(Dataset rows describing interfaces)
● ● ●

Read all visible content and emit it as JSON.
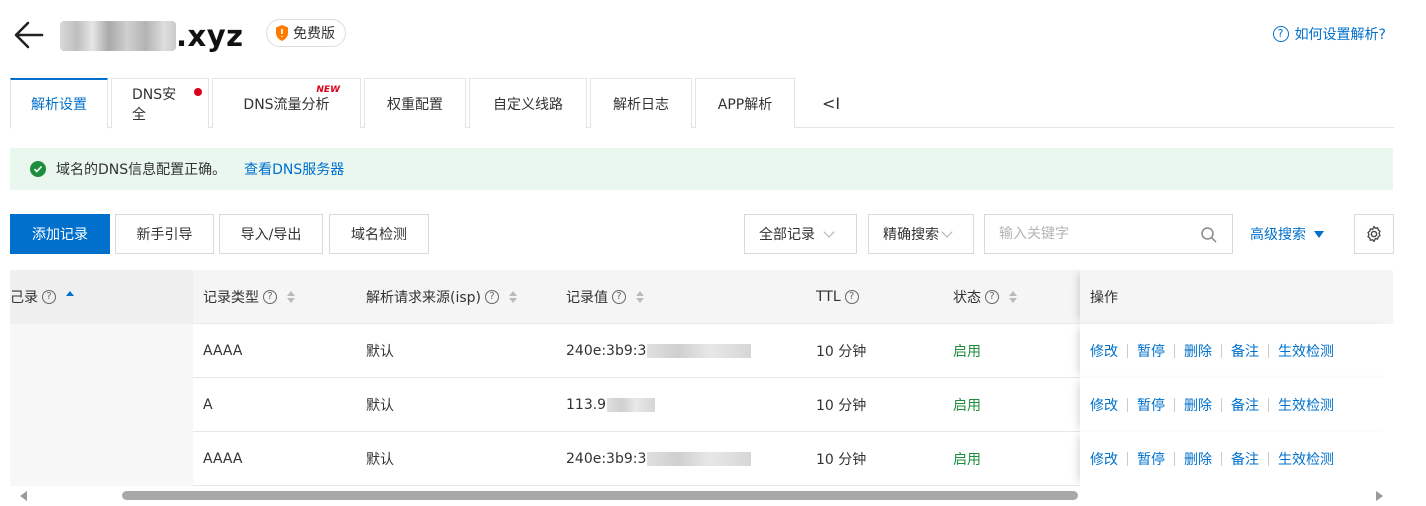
{
  "header": {
    "domain_suffix": ".xyz",
    "edition": "免费版",
    "help_link": "如何设置解析?"
  },
  "tabs": [
    {
      "label": "解析设置",
      "active": true
    },
    {
      "label": "DNS安全",
      "dot": true
    },
    {
      "label": "DNS流量分析",
      "badge": "NEW"
    },
    {
      "label": "权重配置"
    },
    {
      "label": "自定义线路"
    },
    {
      "label": "解析日志"
    },
    {
      "label": "APP解析"
    }
  ],
  "tab_collapse": "<I",
  "alert": {
    "text": "域名的DNS信息配置正确。",
    "link": "查看DNS服务器"
  },
  "toolbar": {
    "add": "添加记录",
    "guide": "新手引导",
    "import_export": "导入/导出",
    "check": "域名检测",
    "filter": "全部记录",
    "search_mode": "精确搜索",
    "search_placeholder": "输入关键字",
    "advanced": "高级搜索"
  },
  "table": {
    "headers": {
      "host": "己录",
      "type": "记录类型",
      "source": "解析请求来源(isp)",
      "value": "记录值",
      "ttl": "TTL",
      "status": "状态",
      "actions": "操作"
    },
    "rows": [
      {
        "type": "AAAA",
        "source": "默认",
        "value": "240e:3b9:3",
        "ttl": "10 分钟",
        "status": "启用"
      },
      {
        "type": "A",
        "source": "默认",
        "value": "113.9",
        "ttl": "10 分钟",
        "status": "启用"
      },
      {
        "type": "AAAA",
        "source": "默认",
        "value": "240e:3b9:3",
        "ttl": "10 分钟",
        "status": "启用"
      }
    ],
    "actions": {
      "edit": "修改",
      "pause": "暂停",
      "delete": "删除",
      "remark": "备注",
      "verify": "生效检测"
    }
  },
  "colors": {
    "accent": "#0070cc",
    "success": "#1e8e3e",
    "alert_bg": "#e9f7ef",
    "badge_red": "#d9001b"
  }
}
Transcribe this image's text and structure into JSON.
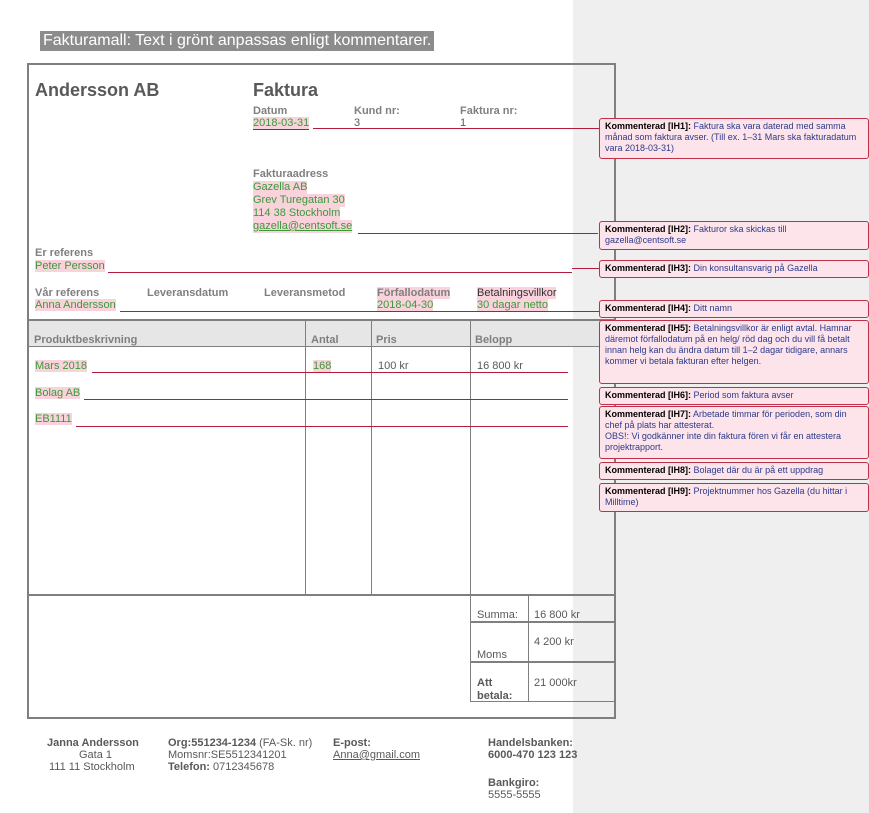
{
  "banner": "Fakturamall:   Text i grönt anpassas enligt kommentarer.",
  "invoice": {
    "company": "Andersson AB",
    "title": "Faktura",
    "date_label": "Datum",
    "date_value": "2018-03-31",
    "customer_label": "Kund nr:",
    "customer_value": "3",
    "invoice_no_label": "Faktura nr:",
    "invoice_no_value": "1",
    "address_label": "Fakturaadress",
    "address_lines": [
      "Gazella AB",
      "Grev Turegatan 30",
      "114 38 Stockholm"
    ],
    "address_email": "gazella@centsoft.se",
    "their_ref_label": "Er referens",
    "their_ref_value": "Peter Persson",
    "our_ref_label": "Vår referens",
    "our_ref_value": "Anna Andersson",
    "delivery_date_label": "Leveransdatum",
    "delivery_method_label": "Leveransmetod",
    "due_date_label": "Förfallodatum",
    "due_date_value": "2018-04-30",
    "payment_terms_label": "Betalningsvillkor",
    "payment_terms_value": "30 dagar netto"
  },
  "table": {
    "headers": [
      "Produktbeskrivning",
      "Antal",
      "Pris",
      "Belopp"
    ],
    "rows": [
      {
        "description": "Mars 2018",
        "quantity": "168",
        "price": "100 kr",
        "amount": "16 800 kr"
      },
      {
        "description": "Bolag AB",
        "quantity": "",
        "price": "",
        "amount": ""
      },
      {
        "description": "EB1111",
        "quantity": "",
        "price": "",
        "amount": ""
      }
    ]
  },
  "totals": {
    "sum_label": "Summa:",
    "sum_value": "16 800 kr",
    "vat_label": "Moms",
    "vat_value": "4 200 kr",
    "pay_label_1": "Att",
    "pay_label_2": "betala:",
    "pay_value": "21 000kr"
  },
  "footer": {
    "name": "Janna Andersson",
    "street": "Gata 1",
    "city": "111 11 Stockholm",
    "org_label": "Org:551234-1234",
    "org_suffix": " (FA-Sk. nr)",
    "vat_no": "Momsnr:SE5512341201",
    "phone_label": "Telefon:",
    "phone_value": " 0712345678",
    "email_label": "E-post:",
    "email_value": "Anna@gmail.com",
    "bank_label": "Handelsbanken:",
    "bank_value": "6000-470 123 123",
    "bankgiro_label": "Bankgiro:",
    "bankgiro_value": "5555-5555"
  },
  "comments": [
    {
      "tag": "Kommenterad [IH1]:",
      "text": " Faktura ska vara daterad med samma månad som faktura avser. (Till ex. 1–31 Mars ska fakturadatum vara 2018-03-31)"
    },
    {
      "tag": "Kommenterad [IH2]:",
      "text": " Fakturor ska skickas till gazella@centsoft.se"
    },
    {
      "tag": "Kommenterad [IH3]:",
      "text": " Din konsultansvarig på Gazella"
    },
    {
      "tag": "Kommenterad [IH4]:",
      "text": " Ditt namn"
    },
    {
      "tag": "Kommenterad [IH5]:",
      "text": " Betalningsvillkor är enligt avtal. Hamnar däremot förfallodatum på en helg/ röd dag och du vill få betalt innan helg kan du ändra datum till 1–2 dagar tidigare, annars kommer vi betala fakturan efter helgen."
    },
    {
      "tag": "Kommenterad [IH6]:",
      "text": " Period som faktura avser"
    },
    {
      "tag": "Kommenterad [IH7]:",
      "text": " Arbetade timmar för perioden, som din chef på plats har attesterat.\nOBS!: Vi godkänner inte din faktura fören vi får en attestera projektrapport."
    },
    {
      "tag": "Kommenterad [IH8]:",
      "text": " Bolaget där du är på ett uppdrag"
    },
    {
      "tag": "Kommenterad [IH9]:",
      "text": " Projektnummer hos Gazella (du hittar i Milltime)"
    }
  ],
  "colors": {
    "green_text": "#3a9a3a",
    "highlight": "#f9d2dc",
    "comment_bg": "#fde4ea",
    "comment_border": "#c0304a"
  }
}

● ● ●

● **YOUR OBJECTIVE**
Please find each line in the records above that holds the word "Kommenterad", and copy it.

● **ANSWER SECTION**
      "tag": "Kommenterad [IH1]:",
      "tag": "Kommenterad [IH2]:",
      "tag": "Kommenterad [IH3]:",
      "tag": "Kommenterad [IH4]:",
      "tag": "Kommenterad [IH5]:",
      "tag": "Kommenterad [IH6]:",
      "tag": "Kommenterad [IH7]:",
      "tag": "Kommenterad [IH8]:",
      "tag": "Kommenterad [IH9]:",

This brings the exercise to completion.